[Stored dataset items]
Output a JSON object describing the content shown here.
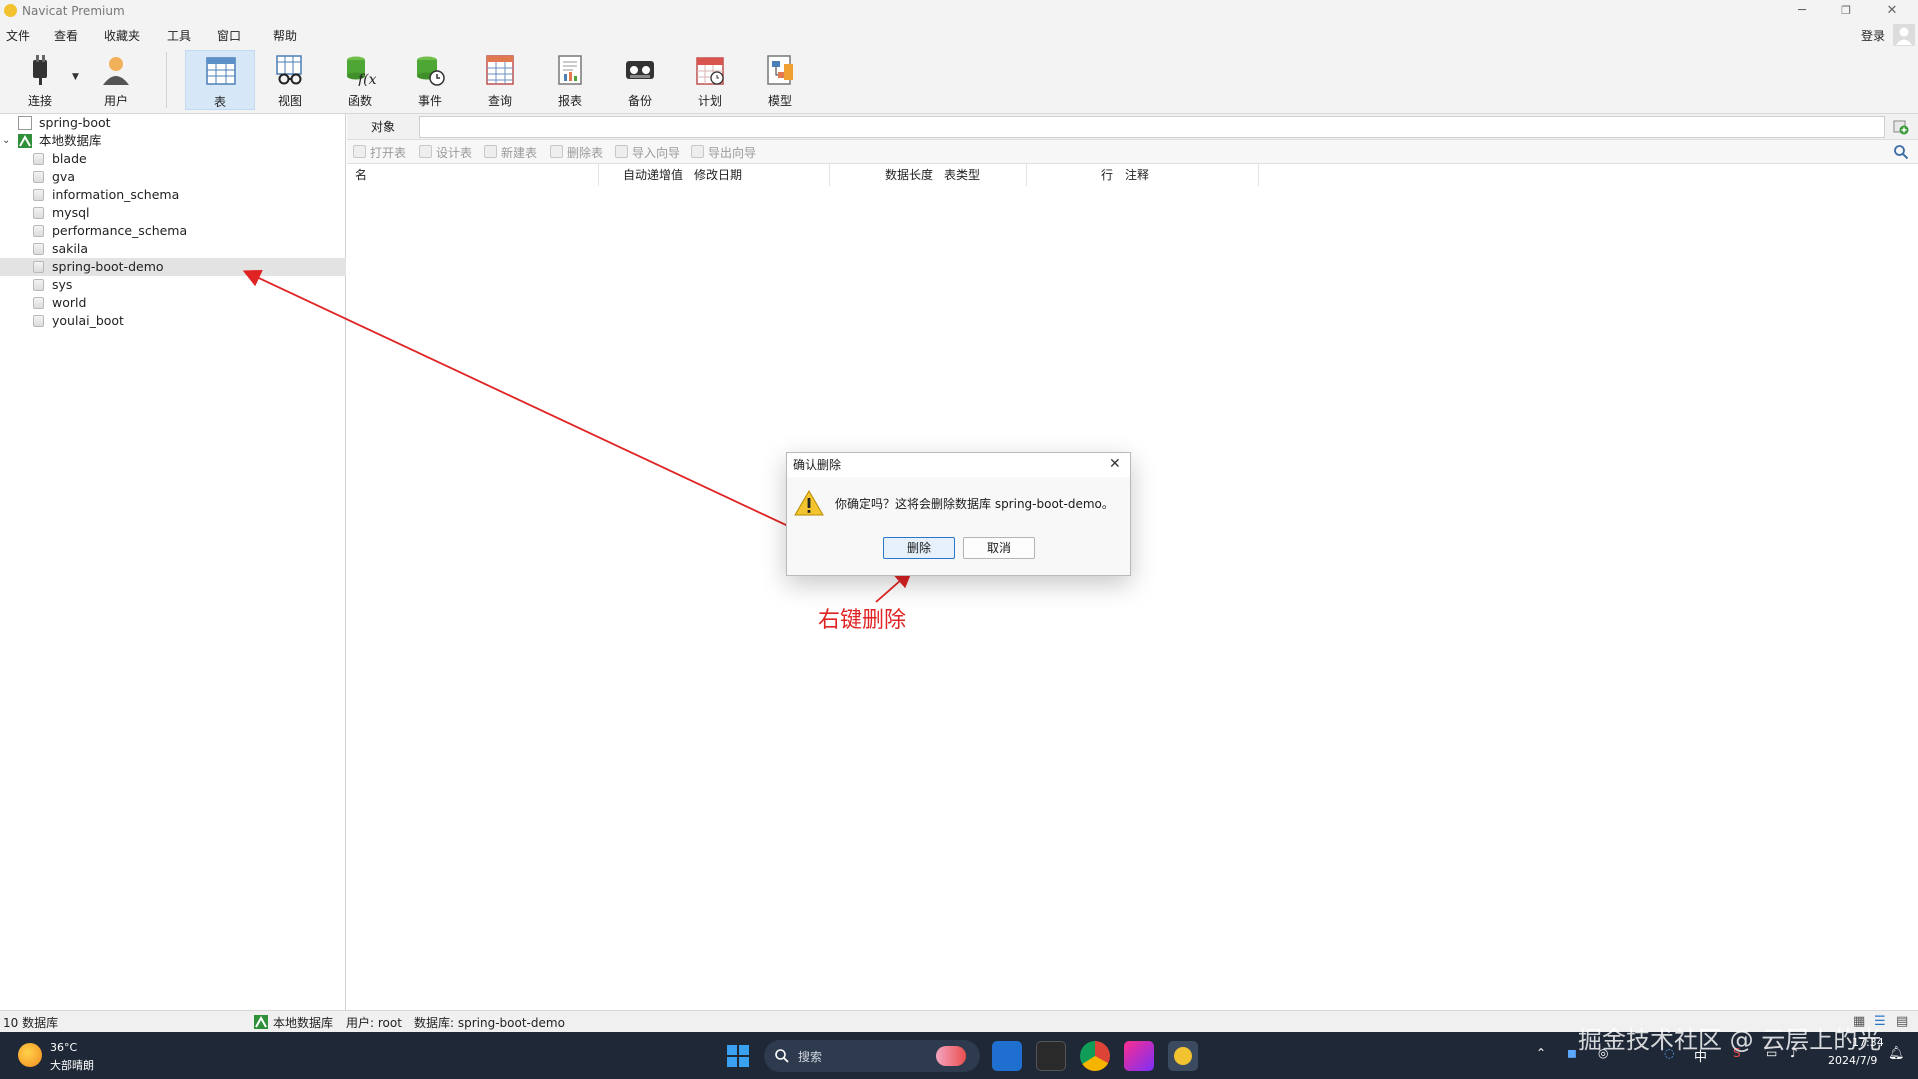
{
  "window": {
    "title": "Navicat Premium",
    "login_label": "登录"
  },
  "menu": [
    "文件",
    "查看",
    "收藏夹",
    "工具",
    "窗口",
    "帮助"
  ],
  "toolbar": [
    {
      "label": "连接",
      "icon": "plug-icon"
    },
    {
      "label": "用户",
      "icon": "user-icon"
    },
    {
      "label": "表",
      "icon": "table-icon",
      "active": true
    },
    {
      "label": "视图",
      "icon": "view-glasses-icon"
    },
    {
      "label": "函数",
      "icon": "function-icon"
    },
    {
      "label": "事件",
      "icon": "event-clock-icon"
    },
    {
      "label": "查询",
      "icon": "query-icon"
    },
    {
      "label": "报表",
      "icon": "report-icon"
    },
    {
      "label": "备份",
      "icon": "backup-icon"
    },
    {
      "label": "计划",
      "icon": "calendar-icon"
    },
    {
      "label": "模型",
      "icon": "model-icon"
    }
  ],
  "tree": {
    "connections": [
      "spring-boot",
      "本地数据库"
    ],
    "databases": [
      "blade",
      "gva",
      "information_schema",
      "mysql",
      "performance_schema",
      "sakila",
      "spring-boot-demo",
      "sys",
      "world",
      "youlai_boot"
    ],
    "selected": "spring-boot-demo"
  },
  "objects": {
    "tab_label": "对象",
    "actions": [
      "打开表",
      "设计表",
      "新建表",
      "删除表",
      "导入向导",
      "导出向导"
    ],
    "columns": [
      "名",
      "自动递增值",
      "修改日期",
      "数据长度",
      "表类型",
      "行",
      "注释"
    ]
  },
  "dialog": {
    "title": "确认删除",
    "message": "你确定吗？这将会删除数据库 spring-boot-demo。",
    "confirm": "删除",
    "cancel": "取消"
  },
  "annotation": "右键删除",
  "status": {
    "db_count": "10 数据库",
    "connection": "本地数据库",
    "user": "用户: root",
    "database": "数据库: spring-boot-demo"
  },
  "taskbar": {
    "weather_temp": "36°C",
    "weather_desc": "大部晴朗",
    "search_placeholder": "搜索",
    "ime": "中",
    "time": "17:34",
    "date": "2024/7/9"
  },
  "watermark": "掘金技术社区 @ 云层上的光",
  "colors": {
    "accent": "#2b76c9",
    "annotation": "#e02323",
    "taskbar": "#1f2837"
  }
}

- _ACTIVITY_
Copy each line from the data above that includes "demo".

- _RESULT FOR THIS TASK_
      "spring-boot-demo",
    "selected": "spring-boot-demo"
    "message": "你确定吗？这将会删除数据库 spring-boot-demo。",
    "database": "数据库: spring-boot-demo"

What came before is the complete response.